Growing up in a home where news was on all the time (like a
Pavlovian subject, the All Things Considered theme jingle
still makes me think of dinner), and then eventually deciding on a
career in the media myself, I have been fascinated by how the News
decides what news is news. Even today, it often seems arbitrary,
like in the case of presidential hopeful Ralph Nader.
Nader, garnering crowds of thousands of supporters (in Portland, Oregon, 14,000 came out) is newsworthy whether the big media conglomerates will admit it or not. Nader and his supporters suspect, however, that it is out of fear that thhey have stayed away, as Matt Welch writes in News For Change.

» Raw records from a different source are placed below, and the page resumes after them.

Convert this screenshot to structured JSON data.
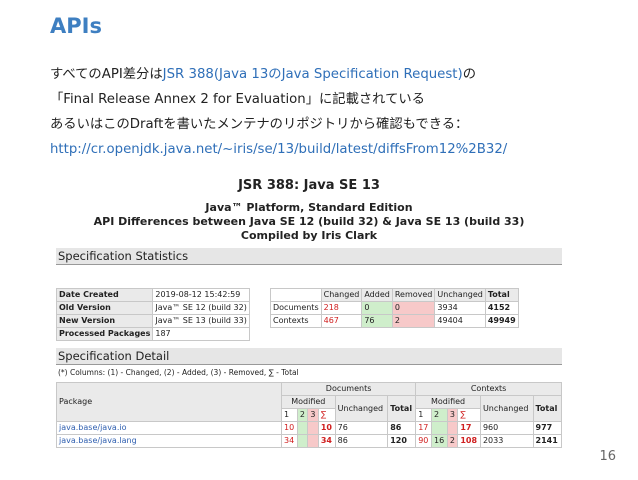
{
  "slide": {
    "title": "APIs",
    "line1_prefix": "すべてのAPI差分は",
    "line1_link": "JSR 388(Java 13のJava Specification Request)",
    "line1_suffix": "の",
    "line2": "「Final Release Annex 2 for Evaluation」に記載されている",
    "line3": "あるいはこのDraftを書いたメンテナのリポジトリから確認もできる：",
    "url": "http://cr.openjdk.java.net/~iris/se/13/build/latest/diffsFrom12%2B32/",
    "page_number": "16"
  },
  "report": {
    "title": "JSR 388: Java SE 13",
    "platform": "Java™ Platform, Standard Edition",
    "api_differences": "API Differences between Java SE 12 (build 32) & Java SE 13 (build 33)",
    "compiled_by": "Compiled by Iris Clark",
    "stats_heading": "Specification Statistics",
    "info_rows": [
      {
        "label": "Date Created",
        "value": "2019-08-12 15:42:59"
      },
      {
        "label": "Old Version",
        "value": "Java™ SE 12 (build 32)"
      },
      {
        "label": "New Version",
        "value": "Java™ SE 13 (build 33)"
      },
      {
        "label": "Processed Packages",
        "value": "187"
      }
    ],
    "stats_header": [
      "Changed",
      "Added",
      "Removed",
      "Unchanged",
      "Total"
    ],
    "stats_rows": [
      {
        "label": "Documents",
        "changed": "218",
        "added": "0",
        "removed": "0",
        "unchanged": "3934",
        "total": "4152"
      },
      {
        "label": "Contexts",
        "changed": "467",
        "added": "76",
        "removed": "2",
        "unchanged": "49404",
        "total": "49949"
      }
    ],
    "detail_heading": "Specification Detail",
    "legend": "(*) Columns: (1) - Changed, (2) - Added, (3) - Removed, ∑ - Total",
    "detail_header": {
      "package": "Package",
      "documents": "Documents",
      "contexts": "Contexts",
      "modified": "Modified",
      "unchanged": "Unchanged",
      "total": "Total",
      "c1": "1",
      "c2": "2",
      "c3": "3",
      "sum": "∑"
    },
    "detail_rows": [
      {
        "package": "java.base/java.io",
        "d1": "10",
        "d2": "",
        "d3": "",
        "dsum": "10",
        "dun": "76",
        "dtot": "86",
        "c1": "17",
        "c2": "",
        "c3": "",
        "csum": "17",
        "cun": "960",
        "ctot": "977"
      },
      {
        "package": "java.base/java.lang",
        "d1": "34",
        "d2": "",
        "d3": "",
        "dsum": "34",
        "dun": "86",
        "dtot": "120",
        "c1": "90",
        "c2": "16",
        "c3": "2",
        "csum": "108",
        "cun": "2033",
        "ctot": "2141"
      }
    ]
  }
}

Nader is bitingly critical of the mainstream media, citing one example where they avoided his press conference on corporate crime, which was, in his words, 'because there are six or seven giant media conglomerates who control most of the audiences, and the newspaper and magazine circulation.' Considering their position and the current trend of increasing corporate control of all aspects of the media, he puts the pieces together: 'You think they want to report on corporate crime, fraud and abuse?'

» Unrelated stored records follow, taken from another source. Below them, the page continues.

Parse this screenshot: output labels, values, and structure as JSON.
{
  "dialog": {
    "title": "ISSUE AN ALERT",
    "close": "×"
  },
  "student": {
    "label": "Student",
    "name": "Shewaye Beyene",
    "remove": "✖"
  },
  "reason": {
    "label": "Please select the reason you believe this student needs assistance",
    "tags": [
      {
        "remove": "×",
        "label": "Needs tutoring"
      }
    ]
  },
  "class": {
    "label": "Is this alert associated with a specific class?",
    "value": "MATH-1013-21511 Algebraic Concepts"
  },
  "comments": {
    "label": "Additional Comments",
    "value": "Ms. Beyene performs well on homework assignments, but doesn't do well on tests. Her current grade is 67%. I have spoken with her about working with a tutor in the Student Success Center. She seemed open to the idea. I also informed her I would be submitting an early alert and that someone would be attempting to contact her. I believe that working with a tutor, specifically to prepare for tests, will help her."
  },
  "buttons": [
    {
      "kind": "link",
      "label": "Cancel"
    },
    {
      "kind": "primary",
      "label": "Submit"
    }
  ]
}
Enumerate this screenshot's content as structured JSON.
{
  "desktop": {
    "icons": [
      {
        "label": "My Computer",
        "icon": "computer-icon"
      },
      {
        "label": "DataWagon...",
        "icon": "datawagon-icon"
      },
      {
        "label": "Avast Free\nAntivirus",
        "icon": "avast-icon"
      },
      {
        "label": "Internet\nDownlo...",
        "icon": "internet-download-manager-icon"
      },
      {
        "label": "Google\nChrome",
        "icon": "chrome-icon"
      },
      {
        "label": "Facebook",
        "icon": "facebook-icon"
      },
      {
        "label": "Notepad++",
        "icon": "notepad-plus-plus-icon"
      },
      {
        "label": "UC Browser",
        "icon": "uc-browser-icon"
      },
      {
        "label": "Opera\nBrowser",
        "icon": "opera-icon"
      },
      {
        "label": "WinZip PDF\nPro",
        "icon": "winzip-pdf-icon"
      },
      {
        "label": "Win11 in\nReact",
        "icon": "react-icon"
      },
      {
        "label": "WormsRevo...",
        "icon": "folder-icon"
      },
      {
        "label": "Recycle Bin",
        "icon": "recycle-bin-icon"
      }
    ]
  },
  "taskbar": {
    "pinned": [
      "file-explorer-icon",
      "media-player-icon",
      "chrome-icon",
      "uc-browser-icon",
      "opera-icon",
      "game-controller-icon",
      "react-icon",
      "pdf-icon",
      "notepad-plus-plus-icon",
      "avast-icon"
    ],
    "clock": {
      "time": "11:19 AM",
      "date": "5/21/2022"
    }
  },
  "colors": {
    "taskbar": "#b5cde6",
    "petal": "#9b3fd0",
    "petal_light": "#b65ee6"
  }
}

As Nader tries to climb his way further up the single digits in the polls, with the hope of at least 5 percent, which would mean federal funding next time around for the Green Party, he will need the media's spotlight. -- Amanda Luker